Friday, February 12, 2010

I am Thankful for a Heritage That Included Inter-racial Friendship

“Son, stick out your hand and shake Ms. Rose’s hand.” I was about six or seven years old and that was the first of three times, as I recall, that my Dad instructed me to greet people properly; Aunts, Uncles, Grandparents, and the elderly were his special concern. Shaking Ms. Rose Bailey’s hand was one of the formative experiences of my life. There was a blue sky; we were driving through Folkston Georgia on our way to the farm; I don’t recall if anyone else was with us. I do recall Dad saying, “That’s Ms. Rose. Let’s stop and talk.”

I knew where we were. We were on the edge of town headed north on Burnt Fort Road. We were in “Colored Town.” (Or replace “Colored” with the “N” word.) As Dad quickly pulled off the street and stopped. I looked out the window in the direction he was nodding. On the front porch of an old shotgun shanty sat an elderly Black woman. She was wearing a Quaker style bonnet and a long gingham dress. She was waving a paper fan, the kind with a picture of Jesus on one side and an ad for a funeral home on the other. As we got out of the car and walked toward her she arose and met us in the small patch of sand between the street and the house. I noticed how wrinkled and leathery her skin was and I was captivated by the twinkle in her eye and the sweetness of her voice.

As Dad reached out and shook her hand pumping it with a childish excitement and a grin on his face proclaiming this is a special person, he asked, “Ms. Rose do you know who I am?”

“Lord, yes. You’re Ab’s boy, Speck. That’s you ain’t it.”

“Yes, Ma’m, that’s me.” That’s when I got my instructions and I shook the hand of an elderly, African American woman.

They talked for a while asking about family members, including my Mom’s family. When we got back in the car and drove away I asked, “Dad who was that?”

“Why that’s Ms. Rose Bailey” he responded as if that would mean something to me.

“Who is she?”

“She and my Pa were youngins together and she was the midwife for most of the babies born in these parts. She even delivered you’re Ma and her brothers and sisters.”

Over the years I asked more questions about Ms. Rose Bailey. I wondered how an elderly Black woman could have such an important place in my father’s heart? You see, I grew up in the Deep South. Jim Crow laws were in place. There were refrigerated water fountains labeled “Whites Only” and right next to them were non-refrigerated ones labeled “Colored”. I was once chastised by a woman I didn’t know for drinking out of the wrong fountain; I was too young to read the signs.
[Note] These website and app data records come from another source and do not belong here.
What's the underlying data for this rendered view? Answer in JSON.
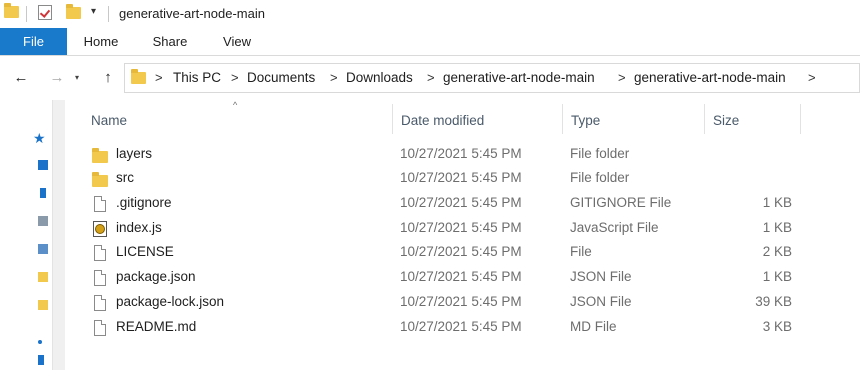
{
  "window": {
    "title": "generative-art-node-main"
  },
  "quick_access": {
    "icons": [
      "folder-icon",
      "properties-icon",
      "new-folder-icon",
      "customize-dropdown-icon"
    ],
    "dropdown_glyph": "▾"
  },
  "ribbon": {
    "tabs": [
      {
        "label": "File",
        "active": true
      },
      {
        "label": "Home"
      },
      {
        "label": "Share"
      },
      {
        "label": "View"
      }
    ],
    "accent": "#1979ca"
  },
  "nav": {
    "back_glyph": "←",
    "forward_glyph": "→",
    "recent_glyph": "▾",
    "up_glyph": "↑",
    "breadcrumb_sep": ">",
    "breadcrumb": [
      "This PC",
      "Documents",
      "Downloads",
      "generative-art-node-main",
      "generative-art-node-main"
    ]
  },
  "columns": {
    "name": "Name",
    "date": "Date modified",
    "type": "Type",
    "size": "Size",
    "sort_glyph": "^"
  },
  "files": [
    {
      "icon": "folder-icon",
      "name": "layers",
      "date": "10/27/2021 5:45 PM",
      "type": "File folder",
      "size": ""
    },
    {
      "icon": "folder-icon",
      "name": "src",
      "date": "10/27/2021 5:45 PM",
      "type": "File folder",
      "size": ""
    },
    {
      "icon": "file-icon",
      "name": ".gitignore",
      "date": "10/27/2021 5:45 PM",
      "type": "GITIGNORE File",
      "size": "1 KB"
    },
    {
      "icon": "javascript-file-icon",
      "name": "index.js",
      "date": "10/27/2021 5:45 PM",
      "type": "JavaScript File",
      "size": "1 KB"
    },
    {
      "icon": "file-icon",
      "name": "LICENSE",
      "date": "10/27/2021 5:45 PM",
      "type": "File",
      "size": "2 KB"
    },
    {
      "icon": "file-icon",
      "name": "package.json",
      "date": "10/27/2021 5:45 PM",
      "type": "JSON File",
      "size": "1 KB"
    },
    {
      "icon": "file-icon",
      "name": "package-lock.json",
      "date": "10/27/2021 5:45 PM",
      "type": "JSON File",
      "size": "39 KB"
    },
    {
      "icon": "file-icon",
      "name": "README.md",
      "date": "10/27/2021 5:45 PM",
      "type": "MD File",
      "size": "3 KB"
    }
  ],
  "nav_pane": {
    "pin_glyph": "★"
  }
}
What I discovered was a story of friendship across racial lines. It seems my Grandfather and Ms. Rose grew up together. They picked berries together and worked in the fields together. My Dad remembered Ms. Rose and her husband always stopping at his parent’s house sitting in a mule drawn wagon on their weekly trips for groceries. Dad loved to tell the story of the time Ms. Rose asked, “Ms. Irene do you mind if I have a glass for some water.” To get the picture of what follows you have to understand the well was in the front yard. A common dipper hung on the well.

My grandmother responded to the request, “Rose, I’ll get you a glass if you want one, but why don’t you use the dipper like everybody else.” Over the years we stopped and talked with Ms. Rose a few more times and I learned more of this story.  I discovered my grandparents always encouraged them to “get down and sit a spell.” If it was dinner time they were invited for the meal and sometimes accepted. As a child I drank from that same dipper and I tried to wrap my mind around the conflicting images of “whites only” water fountains and sharing a common dipper.  I could see the black couple sitting on the same long benches, eating at the same table where I had often eaten. There are alternatives to a culture of hatred.
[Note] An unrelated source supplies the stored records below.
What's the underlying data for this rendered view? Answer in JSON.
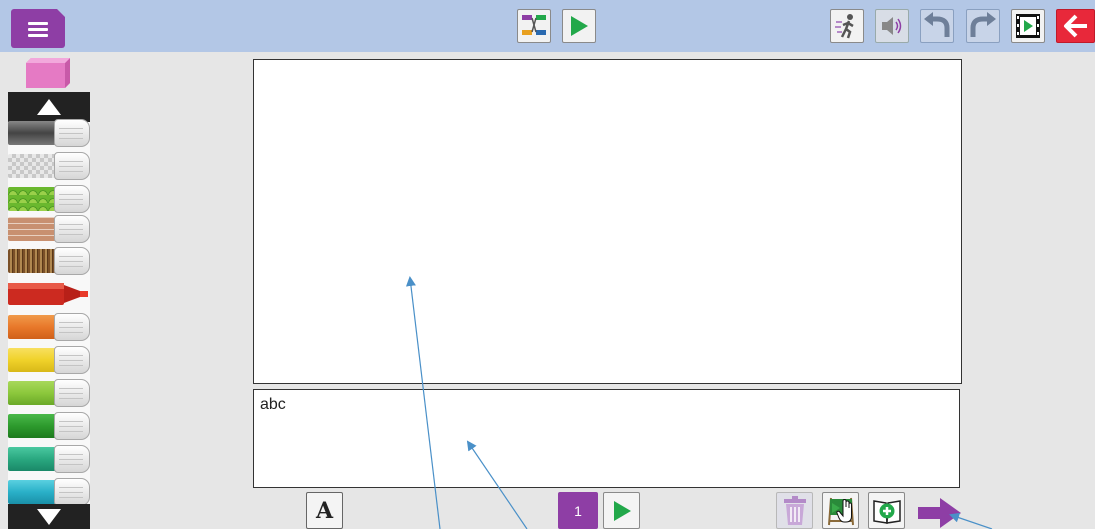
{
  "topbar": {
    "menu_icon": "hamburger-menu-icon",
    "center_buttons": [
      "storyboard-icon",
      "play-icon"
    ],
    "right_buttons": [
      "walking-figure-icon",
      "speaker-icon",
      "undo-icon",
      "redo-icon",
      "film-play-icon",
      "back-arrow-icon"
    ]
  },
  "palette": {
    "eraser_icon": "eraser-icon",
    "scroll_up_icon": "triangle-up-icon",
    "scroll_down_icon": "triangle-down-icon",
    "markers": [
      {
        "name": "gray",
        "color": "#666666"
      },
      {
        "name": "transparent",
        "color": "#cccccc"
      },
      {
        "name": "green-scales",
        "color": "#6ab82e"
      },
      {
        "name": "brick",
        "color": "#b07a5e"
      },
      {
        "name": "wood",
        "color": "#8a6235"
      },
      {
        "name": "red",
        "color": "#cc2a20"
      },
      {
        "name": "orange",
        "color": "#e8782a"
      },
      {
        "name": "yellow",
        "color": "#f0d22a"
      },
      {
        "name": "light-green",
        "color": "#8cc83c"
      },
      {
        "name": "green",
        "color": "#2d9a2d"
      },
      {
        "name": "teal",
        "color": "#2aa880"
      },
      {
        "name": "cyan",
        "color": "#2ab0c8"
      }
    ]
  },
  "text_panel": {
    "value": "abc"
  },
  "bottom": {
    "font_button_label": "A",
    "page_number": "1",
    "play_icon": "play-icon",
    "trash_icon": "trash-icon",
    "pan_canvas_icon": "easel-hand-icon",
    "add_page_icon": "add-page-icon",
    "next_arrow_icon": "next-arrow-icon"
  },
  "colors": {
    "accent_purple": "#8e3ea5",
    "play_green": "#22a84a",
    "topbar_blue": "#b3c7e6",
    "exit_red": "#e8283a",
    "annotation_arrow": "#4a90c8"
  }
}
I am thankful for a heritage that demanded respect for all people regardless of race or social standing. Beyond respect, it offered a glimpse into genuine friendship across racial lines and that in an age of extreme bigotry. It would be misleading to not admit my parents and grandparents were not free from all prejudice; they strongly opposed inter-racial marriages. I never saw a Black person sit at our table when I was growing up.  But parents, grandparents and great-grand parents were willing to literally put their lives on the line to defend the dignity of others. I might write more about that later.

The thing that amazes me most about my grandmother and grandfather Johns is how they took a righteous stand toward others without the personal knowledge of salvation. During my Dad’s childhood, they had unregenerated hearts and yet the image of God glowed warmly in their attitudes toward others. I now know they were an example of God’s prevenient grace, that grace which prevents the full effects of sin from overwhelming the nonbeliever and keeps open the possibility of salvation. The same grace that afforded me the opportunity to shake the hand of an elderly black woman and realize through my Father’s eyes I had touched the hand of someone very special.

Cleveland, Tennessee
February 12, 2010


Phil Hoover, Chicago said...

Now I am wiping tears from my eyes....You not only touched the hand of "Ms Rose.." you touched the hand of the LORD...

Anonymous said...

Ms Rose was a special lady.